A national debate as to whether the German Bundesrepublik needs federal standards for the re-opening of its sports venues has thus far largely been avoided. Proponents of stricter national rules got some ammunition on Sunday. What will happen in Dresden?
|German fans celebrating.||© Arne Müseler / arne-mueseler.de / CC-BY-SA-3.0|
Photos from the Ostseestadion confirm that 7,500 mostly stood shoulder-to-shoulder. Singing and shouting took place within close proximity. Masks were rarely observed. Local media also repeats clashes with the police involving pyrotechnics both pre-and-post match.

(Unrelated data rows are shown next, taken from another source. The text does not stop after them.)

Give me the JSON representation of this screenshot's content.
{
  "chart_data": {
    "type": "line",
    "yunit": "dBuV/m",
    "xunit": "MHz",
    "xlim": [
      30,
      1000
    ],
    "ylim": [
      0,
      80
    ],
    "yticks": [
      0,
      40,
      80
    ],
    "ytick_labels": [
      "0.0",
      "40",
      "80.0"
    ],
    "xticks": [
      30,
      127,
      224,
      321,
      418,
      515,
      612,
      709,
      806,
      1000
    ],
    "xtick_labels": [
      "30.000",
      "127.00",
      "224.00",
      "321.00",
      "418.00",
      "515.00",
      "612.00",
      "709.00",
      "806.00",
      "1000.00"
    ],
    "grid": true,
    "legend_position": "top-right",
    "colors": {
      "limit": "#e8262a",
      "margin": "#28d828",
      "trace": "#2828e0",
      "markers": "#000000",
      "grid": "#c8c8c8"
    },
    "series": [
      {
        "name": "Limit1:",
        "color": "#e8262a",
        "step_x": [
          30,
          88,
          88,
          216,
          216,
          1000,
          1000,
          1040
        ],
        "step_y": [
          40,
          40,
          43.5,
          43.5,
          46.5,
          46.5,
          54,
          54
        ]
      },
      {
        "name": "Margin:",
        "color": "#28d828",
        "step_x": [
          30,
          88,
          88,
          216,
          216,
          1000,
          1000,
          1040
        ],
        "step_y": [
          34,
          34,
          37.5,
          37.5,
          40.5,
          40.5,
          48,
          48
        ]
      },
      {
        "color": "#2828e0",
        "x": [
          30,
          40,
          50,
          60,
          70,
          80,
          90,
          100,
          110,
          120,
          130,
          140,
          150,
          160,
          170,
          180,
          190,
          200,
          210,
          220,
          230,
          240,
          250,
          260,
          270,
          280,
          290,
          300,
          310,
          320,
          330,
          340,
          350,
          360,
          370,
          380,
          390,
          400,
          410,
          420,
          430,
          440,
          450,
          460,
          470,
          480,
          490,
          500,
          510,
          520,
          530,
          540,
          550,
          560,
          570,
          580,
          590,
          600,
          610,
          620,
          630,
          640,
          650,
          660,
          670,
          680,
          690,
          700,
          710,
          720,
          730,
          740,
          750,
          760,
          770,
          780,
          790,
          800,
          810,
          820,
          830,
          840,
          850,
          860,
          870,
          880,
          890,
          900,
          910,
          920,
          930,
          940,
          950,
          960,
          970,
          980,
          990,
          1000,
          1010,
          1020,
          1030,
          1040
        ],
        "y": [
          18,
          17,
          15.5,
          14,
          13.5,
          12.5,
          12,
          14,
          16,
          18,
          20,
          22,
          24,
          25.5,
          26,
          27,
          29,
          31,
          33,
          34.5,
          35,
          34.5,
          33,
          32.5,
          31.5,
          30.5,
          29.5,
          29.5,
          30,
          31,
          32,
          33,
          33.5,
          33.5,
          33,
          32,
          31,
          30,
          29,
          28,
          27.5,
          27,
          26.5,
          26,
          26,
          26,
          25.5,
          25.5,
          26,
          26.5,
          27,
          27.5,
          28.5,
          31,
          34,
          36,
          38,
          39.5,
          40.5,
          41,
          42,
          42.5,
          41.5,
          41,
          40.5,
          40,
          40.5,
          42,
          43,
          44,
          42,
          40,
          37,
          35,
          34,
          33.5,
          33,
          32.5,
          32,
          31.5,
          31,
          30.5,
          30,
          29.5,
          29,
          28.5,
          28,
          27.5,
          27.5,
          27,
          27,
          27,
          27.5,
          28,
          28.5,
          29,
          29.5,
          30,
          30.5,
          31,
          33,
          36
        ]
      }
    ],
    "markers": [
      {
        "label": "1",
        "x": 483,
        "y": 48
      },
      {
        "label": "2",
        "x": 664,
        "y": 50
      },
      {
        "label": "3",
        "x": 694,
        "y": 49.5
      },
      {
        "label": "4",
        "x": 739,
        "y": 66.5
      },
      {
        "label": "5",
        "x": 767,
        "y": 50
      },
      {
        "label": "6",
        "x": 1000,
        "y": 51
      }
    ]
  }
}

Nothing indicates that a ban on alcohol sales within the stadium was improperly executed. Some of the fan-law enforcement confrontations did involve beer bottles, suggesting that plenty of fans brought their own. Similar pictures and reports, though not nearly as many, emerged from Madgeburg and Cheminitz, who also allowed in thousands of fans.
Pictures making the rounds on social media notwithstanding, Hansa CEO Robert Marien declared himself satisfied with the crowd management inside the stadium. The executive also reported positive reviews from the local health department.
Mecklenburg-Vorpommern minister-president Manuela Schwesig, who actually attended the match in person, spoke positively as well. "I witnessed a big step for these corona times," she is quoted as saying by Germany's Der Spiegel.
In principle, the mask-requirement did not apply to spectators so long as they were in their assigned seat. Fans were questioned outside the stadium as to their recent contacts, had their temperatures taken before they were allowed in, and could only enter with personalized tickets that clearly identified them.
If these aspects of the plan were executed properly, any outbreak cluster resulting from the match could presumably be traced. Many eyes in the Bundesrepublik now focus on Dresden, where as many as 10,000 fans could attend a DFB Pokal fixture this evening.